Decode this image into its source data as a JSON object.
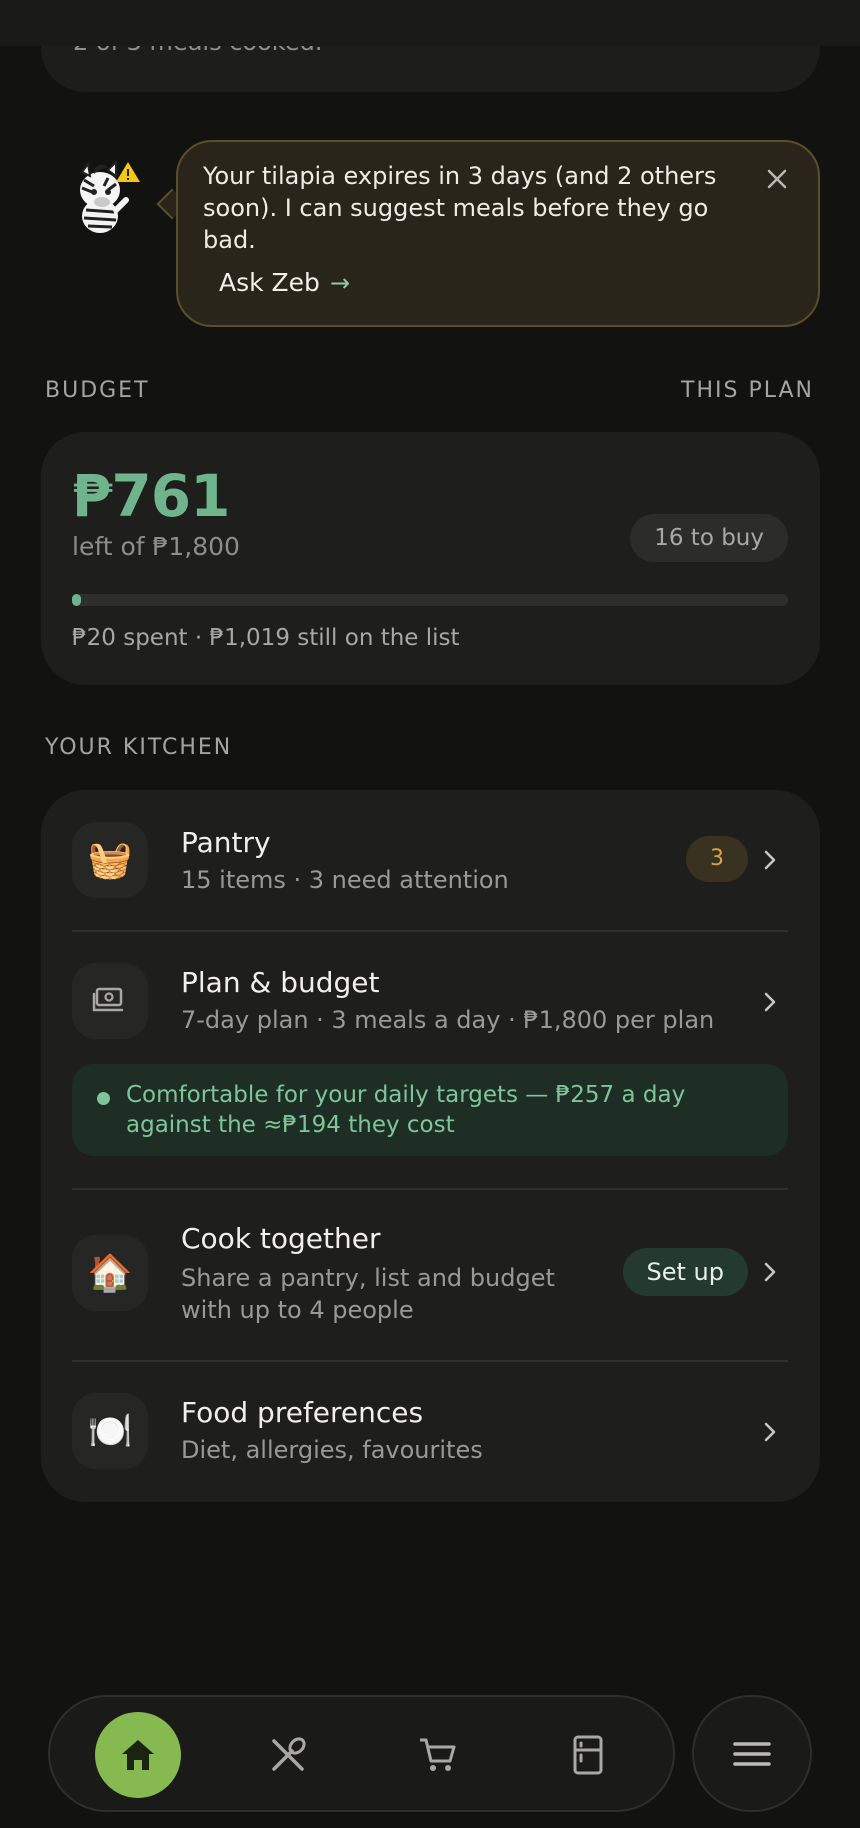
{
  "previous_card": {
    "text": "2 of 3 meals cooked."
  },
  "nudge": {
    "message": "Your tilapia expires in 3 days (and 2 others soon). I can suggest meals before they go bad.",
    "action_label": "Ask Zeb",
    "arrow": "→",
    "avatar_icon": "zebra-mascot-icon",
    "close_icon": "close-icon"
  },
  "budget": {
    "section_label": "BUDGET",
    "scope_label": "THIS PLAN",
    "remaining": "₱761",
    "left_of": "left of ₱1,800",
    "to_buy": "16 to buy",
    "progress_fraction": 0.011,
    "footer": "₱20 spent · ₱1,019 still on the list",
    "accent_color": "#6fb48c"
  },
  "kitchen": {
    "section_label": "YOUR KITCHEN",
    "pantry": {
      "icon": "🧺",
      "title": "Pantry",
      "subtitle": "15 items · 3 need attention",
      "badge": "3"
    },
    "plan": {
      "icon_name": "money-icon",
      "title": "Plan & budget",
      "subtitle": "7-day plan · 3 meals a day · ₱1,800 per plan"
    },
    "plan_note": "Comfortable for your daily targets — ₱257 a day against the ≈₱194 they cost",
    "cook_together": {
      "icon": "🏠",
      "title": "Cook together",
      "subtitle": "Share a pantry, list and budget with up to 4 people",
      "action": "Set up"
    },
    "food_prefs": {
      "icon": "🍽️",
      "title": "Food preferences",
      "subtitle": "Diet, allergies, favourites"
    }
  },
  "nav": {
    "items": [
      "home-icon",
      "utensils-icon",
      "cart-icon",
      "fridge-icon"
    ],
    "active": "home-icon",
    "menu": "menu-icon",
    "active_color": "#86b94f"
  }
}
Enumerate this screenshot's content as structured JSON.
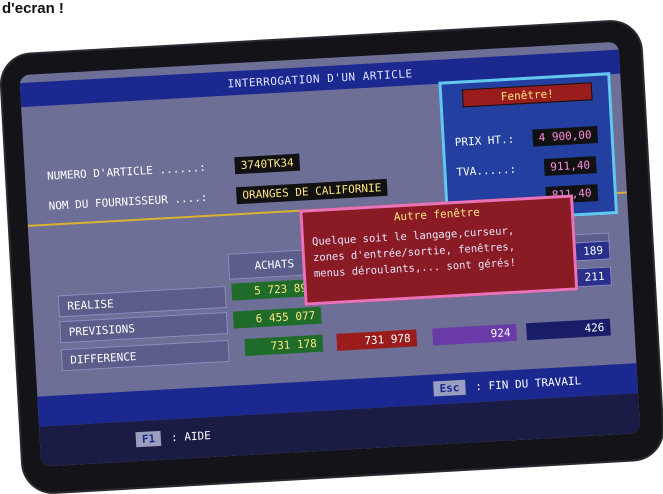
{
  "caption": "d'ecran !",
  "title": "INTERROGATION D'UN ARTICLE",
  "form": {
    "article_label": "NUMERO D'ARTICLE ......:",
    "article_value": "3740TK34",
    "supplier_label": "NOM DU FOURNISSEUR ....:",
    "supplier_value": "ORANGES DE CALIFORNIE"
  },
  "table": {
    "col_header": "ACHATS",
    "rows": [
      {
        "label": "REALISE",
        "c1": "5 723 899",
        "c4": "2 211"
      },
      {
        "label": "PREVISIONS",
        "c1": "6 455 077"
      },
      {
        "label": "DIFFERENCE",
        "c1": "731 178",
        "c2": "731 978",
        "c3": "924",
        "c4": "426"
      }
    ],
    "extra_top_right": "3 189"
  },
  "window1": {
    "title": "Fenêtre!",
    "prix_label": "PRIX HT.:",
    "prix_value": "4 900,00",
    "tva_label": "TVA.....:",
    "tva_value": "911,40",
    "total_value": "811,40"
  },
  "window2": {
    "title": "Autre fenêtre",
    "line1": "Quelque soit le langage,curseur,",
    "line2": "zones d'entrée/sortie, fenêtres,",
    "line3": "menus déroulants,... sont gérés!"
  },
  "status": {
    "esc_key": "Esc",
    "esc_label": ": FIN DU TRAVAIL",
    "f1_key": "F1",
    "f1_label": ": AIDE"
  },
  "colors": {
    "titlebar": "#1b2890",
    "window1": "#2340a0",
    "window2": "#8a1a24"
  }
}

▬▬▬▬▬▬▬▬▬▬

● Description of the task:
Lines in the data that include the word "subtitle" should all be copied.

● Answer space:
      "subtitle": "15 items · 3 need attention",
      "subtitle": "7-day plan · 3 meals a day · ₱1,800 per plan"
      "subtitle": "Share a pantry, list and budget with up to 4 people",
      "subtitle": "Diet, allergies, favourites"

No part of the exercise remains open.